App and web page records
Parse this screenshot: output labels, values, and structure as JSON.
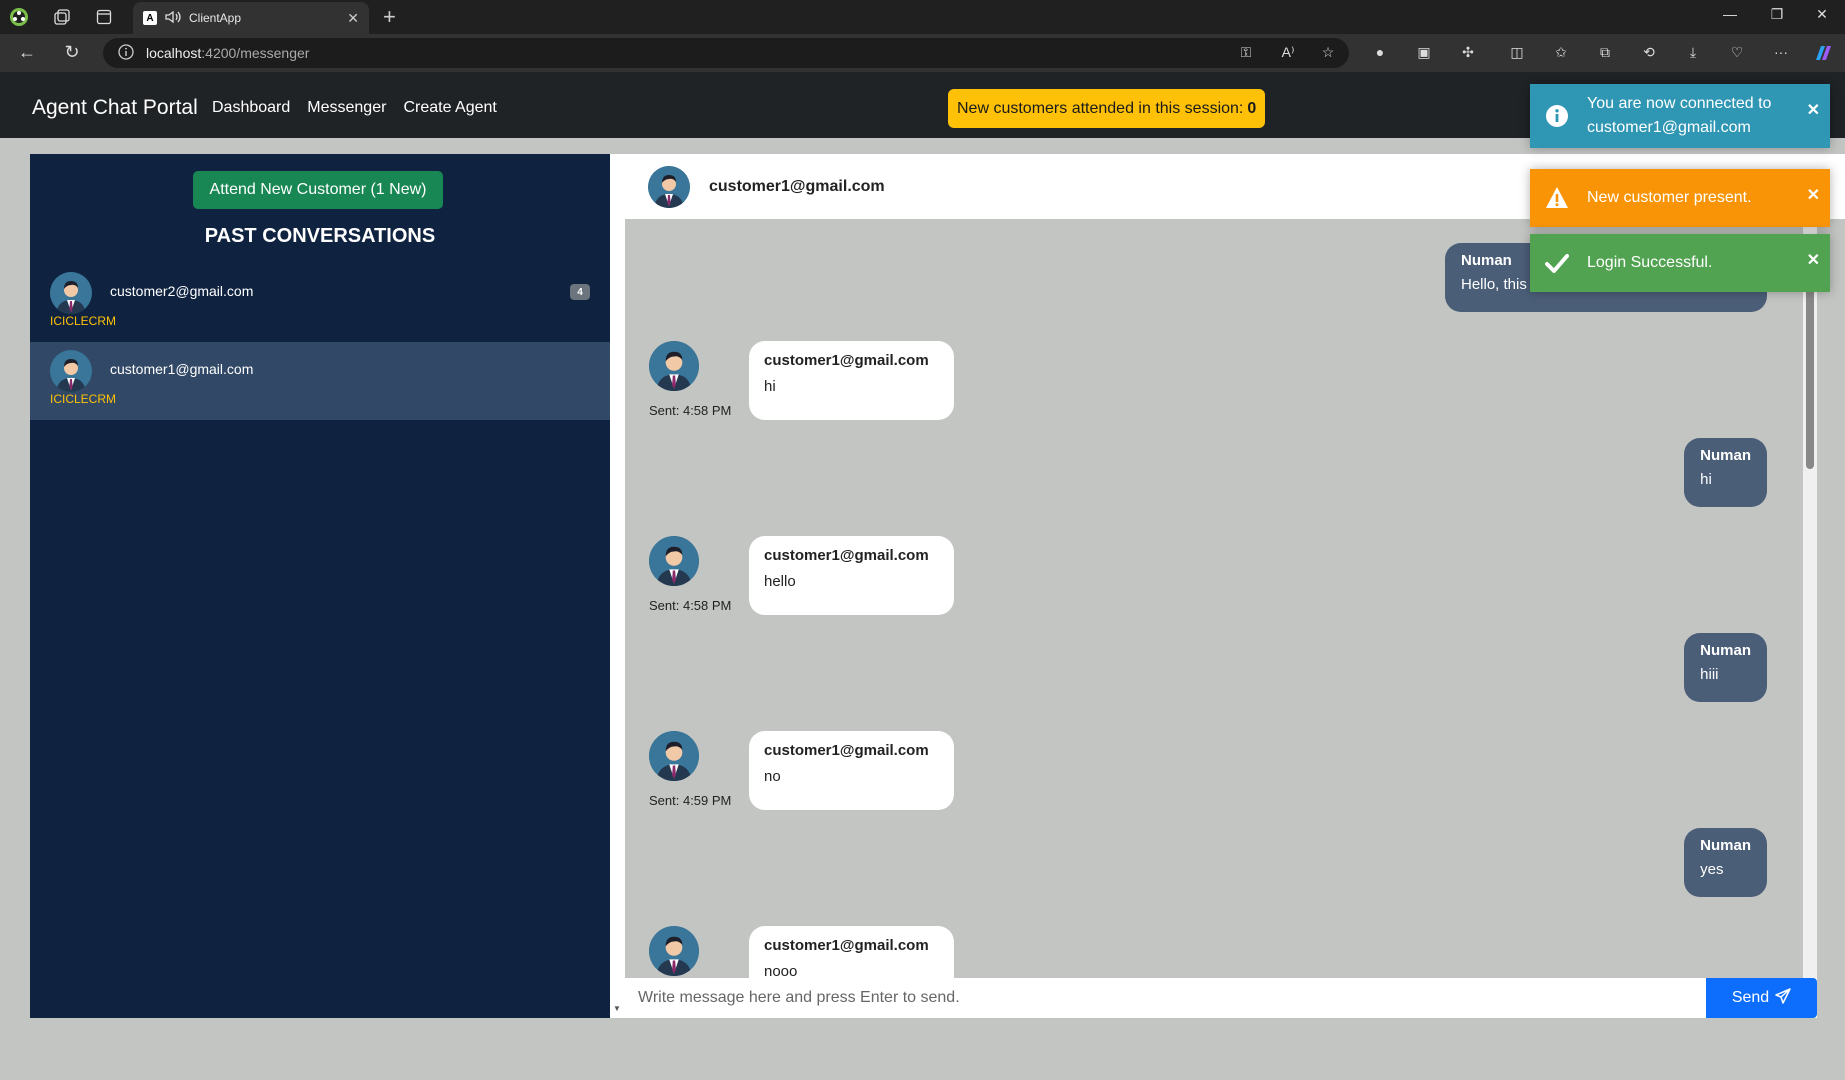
{
  "browser": {
    "tab_title": "ClientApp",
    "tab_favicon": "A",
    "url_host": "localhost",
    "url_path": ":4200/messenger"
  },
  "app": {
    "brand": "Agent Chat Portal",
    "nav": [
      "Dashboard",
      "Messenger",
      "Create Agent"
    ],
    "session_label": "New customers attended in this session:",
    "session_count": "0"
  },
  "sidebar": {
    "attend_button": "Attend New Customer (1 New)",
    "title": "PAST CONVERSATIONS",
    "conversations": [
      {
        "email": "customer2@gmail.com",
        "org": "ICICLECRM",
        "unread": "4"
      },
      {
        "email": "customer1@gmail.com",
        "org": "ICICLECRM",
        "unread": ""
      }
    ]
  },
  "chat": {
    "header_name": "customer1@gmail.com",
    "messages": [
      {
        "dir": "out",
        "sender": "Numan",
        "text": "Hello, this is Numan. How can I help you?"
      },
      {
        "dir": "in",
        "sender": "customer1@gmail.com",
        "text": "hi",
        "sent": "Sent: 4:58 PM"
      },
      {
        "dir": "out",
        "sender": "Numan",
        "text": "hi"
      },
      {
        "dir": "in",
        "sender": "customer1@gmail.com",
        "text": "hello",
        "sent": "Sent: 4:58 PM"
      },
      {
        "dir": "out",
        "sender": "Numan",
        "text": "hiii"
      },
      {
        "dir": "in",
        "sender": "customer1@gmail.com",
        "text": "no",
        "sent": "Sent: 4:59 PM"
      },
      {
        "dir": "out",
        "sender": "Numan",
        "text": "yes"
      },
      {
        "dir": "in",
        "sender": "customer1@gmail.com",
        "text": "nooo",
        "sent": ""
      }
    ],
    "input_placeholder": "Write message here and press Enter to send.",
    "send_label": "Send"
  },
  "toasts": [
    {
      "type": "info",
      "text": "You are now connected to customer1@gmail.com",
      "color": "#2f96b4"
    },
    {
      "type": "warning",
      "text": "New customer present.",
      "color": "#f89406"
    },
    {
      "type": "success",
      "text": "Login Successful.",
      "color": "#51a351"
    }
  ]
}
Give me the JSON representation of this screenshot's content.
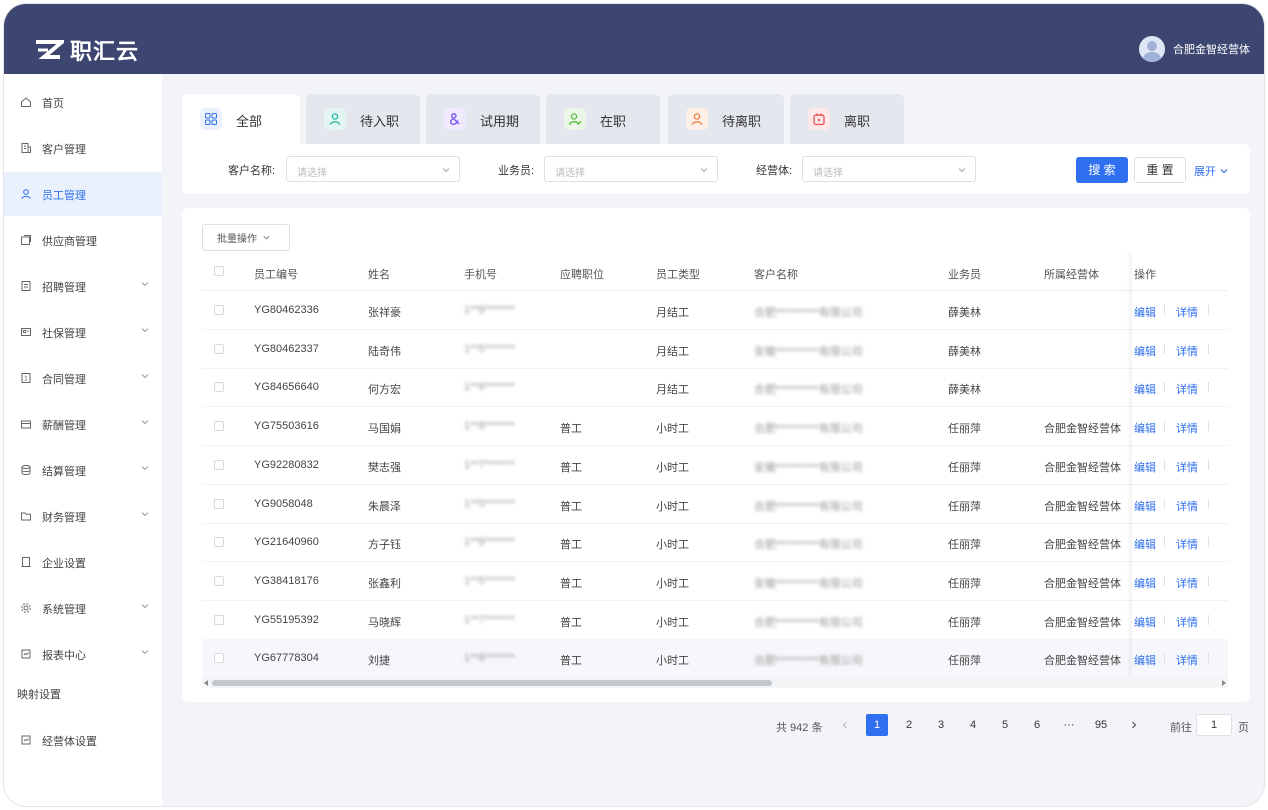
{
  "brand": {
    "name": "职汇云"
  },
  "user": {
    "name": "合肥金智经营体"
  },
  "sidebar": {
    "items": [
      {
        "label": "首页",
        "icon": "home-icon",
        "has_arrow": false,
        "active": false
      },
      {
        "label": "客户管理",
        "icon": "building-icon",
        "has_arrow": false,
        "active": false
      },
      {
        "label": "员工管理",
        "icon": "user-icon",
        "has_arrow": false,
        "active": true
      },
      {
        "label": "供应商管理",
        "icon": "supplier-icon",
        "has_arrow": false,
        "active": false
      },
      {
        "label": "招聘管理",
        "icon": "document-icon",
        "has_arrow": true,
        "active": false
      },
      {
        "label": "社保管理",
        "icon": "id-card-icon",
        "has_arrow": true,
        "active": false
      },
      {
        "label": "合同管理",
        "icon": "contract-icon",
        "has_arrow": true,
        "active": false
      },
      {
        "label": "薪酬管理",
        "icon": "wallet-icon",
        "has_arrow": true,
        "active": false
      },
      {
        "label": "结算管理",
        "icon": "database-icon",
        "has_arrow": true,
        "active": false
      },
      {
        "label": "财务管理",
        "icon": "folder-icon",
        "has_arrow": true,
        "active": false
      },
      {
        "label": "企业设置",
        "icon": "settings-doc-icon",
        "has_arrow": false,
        "active": false
      },
      {
        "label": "系统管理",
        "icon": "gear-icon",
        "has_arrow": true,
        "active": false
      },
      {
        "label": "报表中心",
        "icon": "report-icon",
        "has_arrow": true,
        "active": false
      }
    ],
    "section_label": "映射设置",
    "bottom_item": {
      "label": "经营体设置",
      "icon": "report-icon"
    }
  },
  "tabs": [
    {
      "label": "全部",
      "icon": "grid-icon",
      "bg": "#eaf1fd",
      "fg": "#2f6ff0",
      "active": true
    },
    {
      "label": "待入职",
      "icon": "user-icon",
      "bg": "#e3f6f3",
      "fg": "#1fb59b",
      "active": false
    },
    {
      "label": "试用期",
      "icon": "ampersand-icon",
      "bg": "#efeafd",
      "fg": "#7b5cf0",
      "active": false
    },
    {
      "label": "在职",
      "icon": "user-check-icon",
      "bg": "#eaf7e6",
      "fg": "#57b93a",
      "active": false
    },
    {
      "label": "待离职",
      "icon": "user-icon",
      "bg": "#fdeee6",
      "fg": "#f07a3c",
      "active": false
    },
    {
      "label": "离职",
      "icon": "box-icon",
      "bg": "#fde9e9",
      "fg": "#ee4d4d",
      "active": false
    }
  ],
  "filter": {
    "customer_label": "客户名称:",
    "customer_placeholder": "请选择",
    "salesperson_label": "业务员:",
    "salesperson_placeholder": "请选择",
    "entity_label": "经营体:",
    "entity_placeholder": "请选择",
    "search_label": "搜 索",
    "reset_label": "重 置",
    "expand_label": "展开"
  },
  "table": {
    "batch_label": "批量操作",
    "headers": {
      "emp_no": "员工编号",
      "name": "姓名",
      "phone": "手机号",
      "position": "应聘职位",
      "emp_type": "员工类型",
      "customer": "客户名称",
      "sales": "业务员",
      "entity": "所属经营体",
      "ops": "操作"
    },
    "rows": [
      {
        "emp_no": "YG80462336",
        "name": "张祥豪",
        "phone": "1**8*******",
        "position": "",
        "emp_type": "月结工",
        "customer": "合肥**********有限公司",
        "sales": "薛美林",
        "entity": "",
        "edit": "编辑",
        "detail": "详情"
      },
      {
        "emp_no": "YG80462337",
        "name": "陆奇伟",
        "phone": "1**5*******",
        "position": "",
        "emp_type": "月结工",
        "customer": "安徽**********有限公司",
        "sales": "薛美林",
        "entity": "",
        "edit": "编辑",
        "detail": "详情"
      },
      {
        "emp_no": "YG84656640",
        "name": "何方宏",
        "phone": "1**6*******",
        "position": "",
        "emp_type": "月结工",
        "customer": "合肥**********有限公司",
        "sales": "薛美林",
        "entity": "",
        "edit": "编辑",
        "detail": "详情"
      },
      {
        "emp_no": "YG75503616",
        "name": "马国娟",
        "phone": "1**8*******",
        "position": "普工",
        "emp_type": "小时工",
        "customer": "合肥**********有限公司",
        "sales": "任丽萍",
        "entity": "合肥金智经营体",
        "edit": "编辑",
        "detail": "详情"
      },
      {
        "emp_no": "YG92280832",
        "name": "樊志强",
        "phone": "1**7*******",
        "position": "普工",
        "emp_type": "小时工",
        "customer": "安徽**********有限公司",
        "sales": "任丽萍",
        "entity": "合肥金智经营体",
        "edit": "编辑",
        "detail": "详情"
      },
      {
        "emp_no": "YG9058048",
        "name": "朱晨泽",
        "phone": "1**5*******",
        "position": "普工",
        "emp_type": "小时工",
        "customer": "合肥**********有限公司",
        "sales": "任丽萍",
        "entity": "合肥金智经营体",
        "edit": "编辑",
        "detail": "详情"
      },
      {
        "emp_no": "YG21640960",
        "name": "方子钰",
        "phone": "1**8*******",
        "position": "普工",
        "emp_type": "小时工",
        "customer": "合肥**********有限公司",
        "sales": "任丽萍",
        "entity": "合肥金智经营体",
        "edit": "编辑",
        "detail": "详情"
      },
      {
        "emp_no": "YG38418176",
        "name": "张鑫利",
        "phone": "1**5*******",
        "position": "普工",
        "emp_type": "小时工",
        "customer": "安徽**********有限公司",
        "sales": "任丽萍",
        "entity": "合肥金智经营体",
        "edit": "编辑",
        "detail": "详情"
      },
      {
        "emp_no": "YG55195392",
        "name": "马晓辉",
        "phone": "1**7*******",
        "position": "普工",
        "emp_type": "小时工",
        "customer": "合肥**********有限公司",
        "sales": "任丽萍",
        "entity": "合肥金智经营体",
        "edit": "编辑",
        "detail": "详情"
      },
      {
        "emp_no": "YG67778304",
        "name": "刘捷",
        "phone": "1**8*******",
        "position": "普工",
        "emp_type": "小时工",
        "customer": "合肥**********有限公司",
        "sales": "任丽萍",
        "entity": "合肥金智经营体",
        "edit": "编辑",
        "detail": "详情"
      }
    ]
  },
  "pagination": {
    "total_label": "共 942 条",
    "pages": [
      "1",
      "2",
      "3",
      "4",
      "5",
      "6",
      "···",
      "95"
    ],
    "current": "1",
    "goto_label": "前往",
    "goto_value": "1",
    "page_unit": "页"
  },
  "colors": {
    "topbar": "#3c4670",
    "accent": "#2f6ff0",
    "active_nav_bg": "#eaf1fd"
  }
}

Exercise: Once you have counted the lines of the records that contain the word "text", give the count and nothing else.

Output for this task: 11